**TASK DESCRIPTION:**
Omit the pictures, please, and give each record below again exactly.

[Excerpts from a dataset]
══════

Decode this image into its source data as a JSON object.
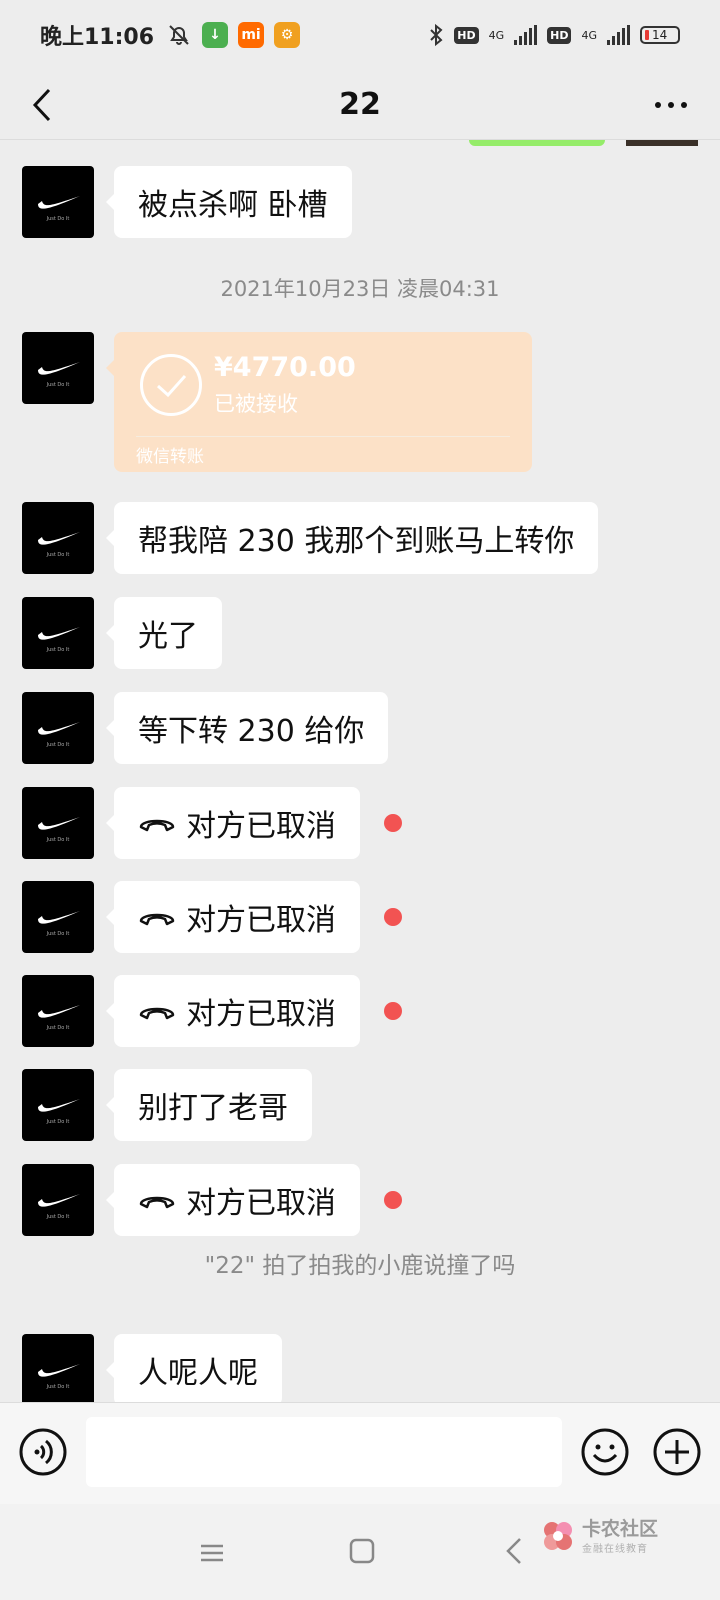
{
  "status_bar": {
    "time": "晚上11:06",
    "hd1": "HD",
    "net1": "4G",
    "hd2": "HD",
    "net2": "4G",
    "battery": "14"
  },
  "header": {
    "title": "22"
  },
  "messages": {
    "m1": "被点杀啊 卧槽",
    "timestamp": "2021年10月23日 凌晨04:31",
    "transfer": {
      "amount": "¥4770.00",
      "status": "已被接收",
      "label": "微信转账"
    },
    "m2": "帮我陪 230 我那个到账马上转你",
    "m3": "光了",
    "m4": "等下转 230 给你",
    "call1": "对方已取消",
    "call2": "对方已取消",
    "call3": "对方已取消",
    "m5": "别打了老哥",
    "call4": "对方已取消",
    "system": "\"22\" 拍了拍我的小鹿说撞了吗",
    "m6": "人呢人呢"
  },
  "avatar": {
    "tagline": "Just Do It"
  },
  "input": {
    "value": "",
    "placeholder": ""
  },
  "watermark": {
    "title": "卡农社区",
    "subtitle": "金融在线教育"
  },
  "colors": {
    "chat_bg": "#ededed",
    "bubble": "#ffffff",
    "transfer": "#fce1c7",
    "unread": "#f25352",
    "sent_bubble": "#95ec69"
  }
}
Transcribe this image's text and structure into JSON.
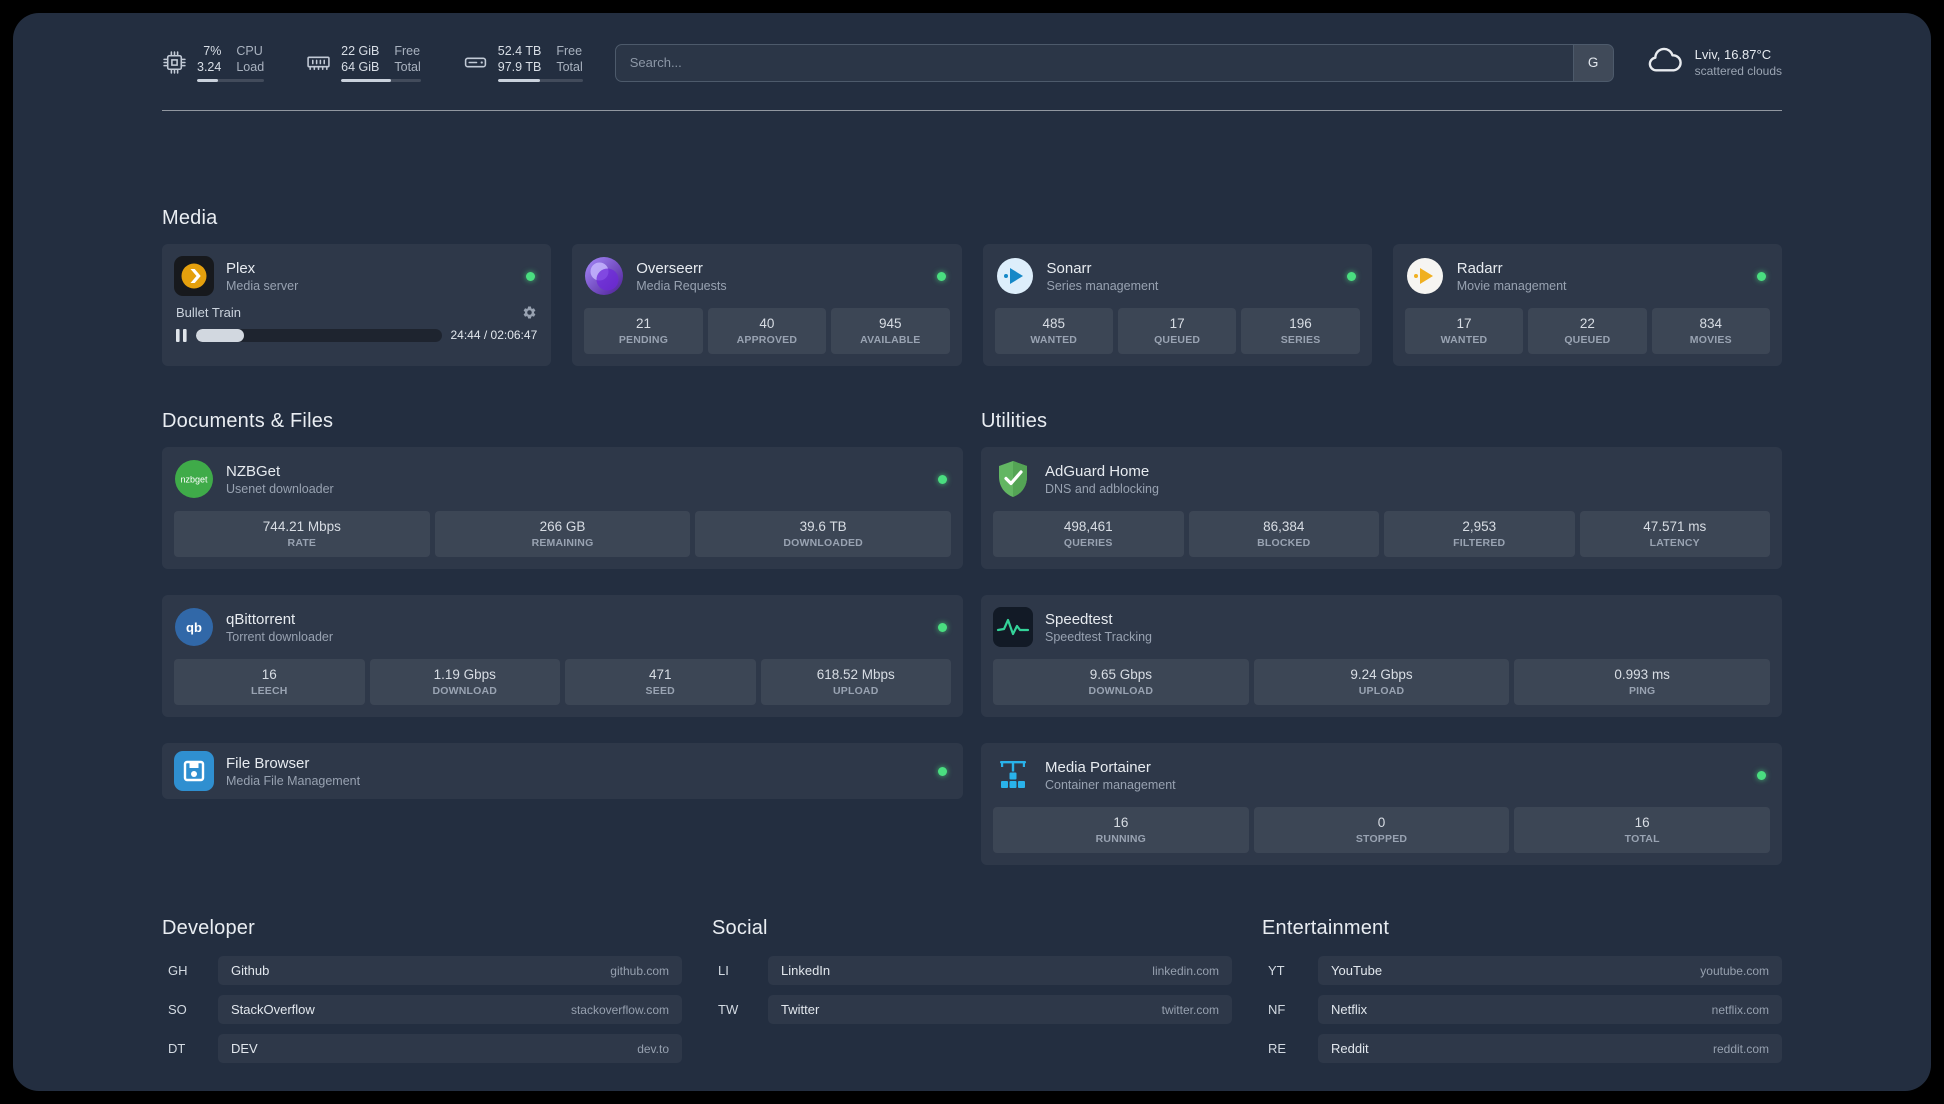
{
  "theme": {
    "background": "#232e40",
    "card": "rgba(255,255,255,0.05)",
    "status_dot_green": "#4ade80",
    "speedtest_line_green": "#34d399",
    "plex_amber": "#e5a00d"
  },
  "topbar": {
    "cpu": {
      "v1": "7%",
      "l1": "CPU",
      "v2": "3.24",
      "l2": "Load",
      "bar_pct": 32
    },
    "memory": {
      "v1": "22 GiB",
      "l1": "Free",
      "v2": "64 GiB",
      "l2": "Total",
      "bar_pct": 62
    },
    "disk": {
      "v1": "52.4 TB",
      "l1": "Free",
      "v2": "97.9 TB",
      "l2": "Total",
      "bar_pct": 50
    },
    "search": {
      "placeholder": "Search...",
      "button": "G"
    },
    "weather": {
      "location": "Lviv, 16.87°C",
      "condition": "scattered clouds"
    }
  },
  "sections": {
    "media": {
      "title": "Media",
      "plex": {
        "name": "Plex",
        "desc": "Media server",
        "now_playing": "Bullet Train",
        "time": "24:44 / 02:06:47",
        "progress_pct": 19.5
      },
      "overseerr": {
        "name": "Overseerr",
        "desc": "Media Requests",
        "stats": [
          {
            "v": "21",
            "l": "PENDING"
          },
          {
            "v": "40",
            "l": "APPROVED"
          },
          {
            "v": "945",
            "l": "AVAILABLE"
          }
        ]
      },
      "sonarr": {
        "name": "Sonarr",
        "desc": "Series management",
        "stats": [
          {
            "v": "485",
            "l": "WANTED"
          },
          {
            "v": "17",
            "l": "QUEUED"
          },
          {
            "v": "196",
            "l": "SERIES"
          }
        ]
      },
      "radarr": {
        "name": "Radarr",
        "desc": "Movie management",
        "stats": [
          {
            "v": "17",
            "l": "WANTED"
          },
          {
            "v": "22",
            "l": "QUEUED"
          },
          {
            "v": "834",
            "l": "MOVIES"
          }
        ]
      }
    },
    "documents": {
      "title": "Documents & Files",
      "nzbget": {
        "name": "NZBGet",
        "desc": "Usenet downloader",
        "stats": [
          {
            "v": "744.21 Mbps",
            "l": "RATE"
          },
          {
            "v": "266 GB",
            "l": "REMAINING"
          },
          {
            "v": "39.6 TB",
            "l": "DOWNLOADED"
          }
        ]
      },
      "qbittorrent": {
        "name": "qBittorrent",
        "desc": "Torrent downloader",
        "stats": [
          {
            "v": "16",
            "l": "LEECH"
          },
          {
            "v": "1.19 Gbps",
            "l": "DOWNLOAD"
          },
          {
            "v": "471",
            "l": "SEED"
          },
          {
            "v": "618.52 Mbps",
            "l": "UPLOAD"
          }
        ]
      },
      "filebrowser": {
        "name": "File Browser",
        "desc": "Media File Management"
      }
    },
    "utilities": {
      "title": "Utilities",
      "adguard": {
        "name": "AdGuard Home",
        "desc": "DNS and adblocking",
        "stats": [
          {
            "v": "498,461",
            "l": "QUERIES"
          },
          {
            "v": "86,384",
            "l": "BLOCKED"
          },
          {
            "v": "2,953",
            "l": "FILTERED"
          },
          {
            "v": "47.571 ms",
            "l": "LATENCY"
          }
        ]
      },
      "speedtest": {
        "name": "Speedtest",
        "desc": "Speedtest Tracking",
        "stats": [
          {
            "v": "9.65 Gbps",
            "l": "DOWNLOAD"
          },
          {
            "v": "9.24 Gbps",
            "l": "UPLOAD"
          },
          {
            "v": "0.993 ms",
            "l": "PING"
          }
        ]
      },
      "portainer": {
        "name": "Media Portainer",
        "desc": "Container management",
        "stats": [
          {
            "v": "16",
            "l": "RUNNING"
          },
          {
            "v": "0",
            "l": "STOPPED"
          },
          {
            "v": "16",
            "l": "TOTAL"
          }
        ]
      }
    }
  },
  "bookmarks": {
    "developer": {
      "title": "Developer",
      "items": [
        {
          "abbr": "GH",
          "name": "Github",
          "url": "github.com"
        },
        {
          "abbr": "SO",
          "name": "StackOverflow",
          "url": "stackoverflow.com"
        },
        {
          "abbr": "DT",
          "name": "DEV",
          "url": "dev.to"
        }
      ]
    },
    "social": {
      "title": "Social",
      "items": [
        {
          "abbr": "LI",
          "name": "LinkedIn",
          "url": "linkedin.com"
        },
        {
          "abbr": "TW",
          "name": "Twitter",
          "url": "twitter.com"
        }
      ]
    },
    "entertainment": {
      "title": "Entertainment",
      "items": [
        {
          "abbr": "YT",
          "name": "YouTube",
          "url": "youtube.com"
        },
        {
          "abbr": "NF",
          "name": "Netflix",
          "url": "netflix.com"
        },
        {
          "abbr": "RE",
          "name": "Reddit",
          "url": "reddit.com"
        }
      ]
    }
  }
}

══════

**RESULT BELOW:**
Decode this image into its source data as a JSON object.
{
  "status_bar": {
    "time": "晚上11:06",
    "hd1": "HD",
    "net1": "4G",
    "hd2": "HD",
    "net2": "4G",
    "battery": "14"
  },
  "header": {
    "title": "22"
  },
  "messages": {
    "m1": "被点杀啊 卧槽",
    "timestamp": "2021年10月23日 凌晨04:31",
    "transfer": {
      "amount": "¥4770.00",
      "status": "已被接收",
      "label": "微信转账"
    },
    "m2": "帮我陪 230 我那个到账马上转你",
    "m3": "光了",
    "m4": "等下转 230 给你",
    "call1": "对方已取消",
    "call2": "对方已取消",
    "call3": "对方已取消",
    "m5": "别打了老哥",
    "call4": "对方已取消",
    "system": "\"22\" 拍了拍我的小鹿说撞了吗",
    "m6": "人呢人呢"
  },
  "avatar": {
    "tagline": "Just Do It"
  },
  "input": {
    "value": "",
    "placeholder": ""
  },
  "watermark": {
    "title": "卡农社区",
    "subtitle": "金融在线教育"
  },
  "colors": {
    "chat_bg": "#ededed",
    "bubble": "#ffffff",
    "transfer": "#fce1c7",
    "unread": "#f25352",
    "sent_bubble": "#95ec69"
  }
}
Transcribe this image's text and structure into JSON.
{
  "theme": {
    "background": "#232e40",
    "card": "rgba(255,255,255,0.05)",
    "status_dot_green": "#4ade80",
    "speedtest_line_green": "#34d399",
    "plex_amber": "#e5a00d"
  },
  "topbar": {
    "cpu": {
      "v1": "7%",
      "l1": "CPU",
      "v2": "3.24",
      "l2": "Load",
      "bar_pct": 32
    },
    "memory": {
      "v1": "22 GiB",
      "l1": "Free",
      "v2": "64 GiB",
      "l2": "Total",
      "bar_pct": 62
    },
    "disk": {
      "v1": "52.4 TB",
      "l1": "Free",
      "v2": "97.9 TB",
      "l2": "Total",
      "bar_pct": 50
    },
    "search": {
      "placeholder": "Search...",
      "button": "G"
    },
    "weather": {
      "location": "Lviv, 16.87°C",
      "condition": "scattered clouds"
    }
  },
  "sections": {
    "media": {
      "title": "Media",
      "plex": {
        "name": "Plex",
        "desc": "Media server",
        "now_playing": "Bullet Train",
        "time": "24:44 / 02:06:47",
        "progress_pct": 19.5
      },
      "overseerr": {
        "name": "Overseerr",
        "desc": "Media Requests",
        "stats": [
          {
            "v": "21",
            "l": "PENDING"
          },
          {
            "v": "40",
            "l": "APPROVED"
          },
          {
            "v": "945",
            "l": "AVAILABLE"
          }
        ]
      },
      "sonarr": {
        "name": "Sonarr",
        "desc": "Series management",
        "stats": [
          {
            "v": "485",
            "l": "WANTED"
          },
          {
            "v": "17",
            "l": "QUEUED"
          },
          {
            "v": "196",
            "l": "SERIES"
          }
        ]
      },
      "radarr": {
        "name": "Radarr",
        "desc": "Movie management",
        "stats": [
          {
            "v": "17",
            "l": "WANTED"
          },
          {
            "v": "22",
            "l": "QUEUED"
          },
          {
            "v": "834",
            "l": "MOVIES"
          }
        ]
      }
    },
    "documents": {
      "title": "Documents & Files",
      "nzbget": {
        "name": "NZBGet",
        "desc": "Usenet downloader",
        "stats": [
          {
            "v": "744.21 Mbps",
            "l": "RATE"
          },
          {
            "v": "266 GB",
            "l": "REMAINING"
          },
          {
            "v": "39.6 TB",
            "l": "DOWNLOADED"
          }
        ]
      },
      "qbittorrent": {
        "name": "qBittorrent",
        "desc": "Torrent downloader",
        "stats": [
          {
            "v": "16",
            "l": "LEECH"
          },
          {
            "v": "1.19 Gbps",
            "l": "DOWNLOAD"
          },
          {
            "v": "471",
            "l": "SEED"
          },
          {
            "v": "618.52 Mbps",
            "l": "UPLOAD"
          }
        ]
      },
      "filebrowser": {
        "name": "File Browser",
        "desc": "Media File Management"
      }
    },
    "utilities": {
      "title": "Utilities",
      "adguard": {
        "name": "AdGuard Home",
        "desc": "DNS and adblocking",
        "stats": [
          {
            "v": "498,461",
            "l": "QUERIES"
          },
          {
            "v": "86,384",
            "l": "BLOCKED"
          },
          {
            "v": "2,953",
            "l": "FILTERED"
          },
          {
            "v": "47.571 ms",
            "l": "LATENCY"
          }
        ]
      },
      "speedtest": {
        "name": "Speedtest",
        "desc": "Speedtest Tracking",
        "stats": [
          {
            "v": "9.65 Gbps",
            "l": "DOWNLOAD"
          },
          {
            "v": "9.24 Gbps",
            "l": "UPLOAD"
          },
          {
            "v": "0.993 ms",
            "l": "PING"
          }
        ]
      },
      "portainer": {
        "name": "Media Portainer",
        "desc": "Container management",
        "stats": [
          {
            "v": "16",
            "l": "RUNNING"
          },
          {
            "v": "0",
            "l": "STOPPED"
          },
          {
            "v": "16",
            "l": "TOTAL"
          }
        ]
      }
    }
  },
  "bookmarks": {
    "developer": {
      "title": "Developer",
      "items": [
        {
          "abbr": "GH",
          "name": "Github",
          "url": "github.com"
        },
        {
          "abbr": "SO",
          "name": "StackOverflow",
          "url": "stackoverflow.com"
        },
        {
          "abbr": "DT",
          "name": "DEV",
          "url": "dev.to"
        }
      ]
    },
    "social": {
      "title": "Social",
      "items": [
        {
          "abbr": "LI",
          "name": "LinkedIn",
          "url": "linkedin.com"
        },
        {
          "abbr": "TW",
          "name": "Twitter",
          "url": "twitter.com"
        }
      ]
    },
    "entertainment": {
      "title": "Entertainment",
      "items": [
        {
          "abbr": "YT",
          "name": "YouTube",
          "url": "youtube.com"
        },
        {
          "abbr": "NF",
          "name": "Netflix",
          "url": "netflix.com"
        },
        {
          "abbr": "RE",
          "name": "Reddit",
          "url": "reddit.com"
        }
      ]
    }
  }
}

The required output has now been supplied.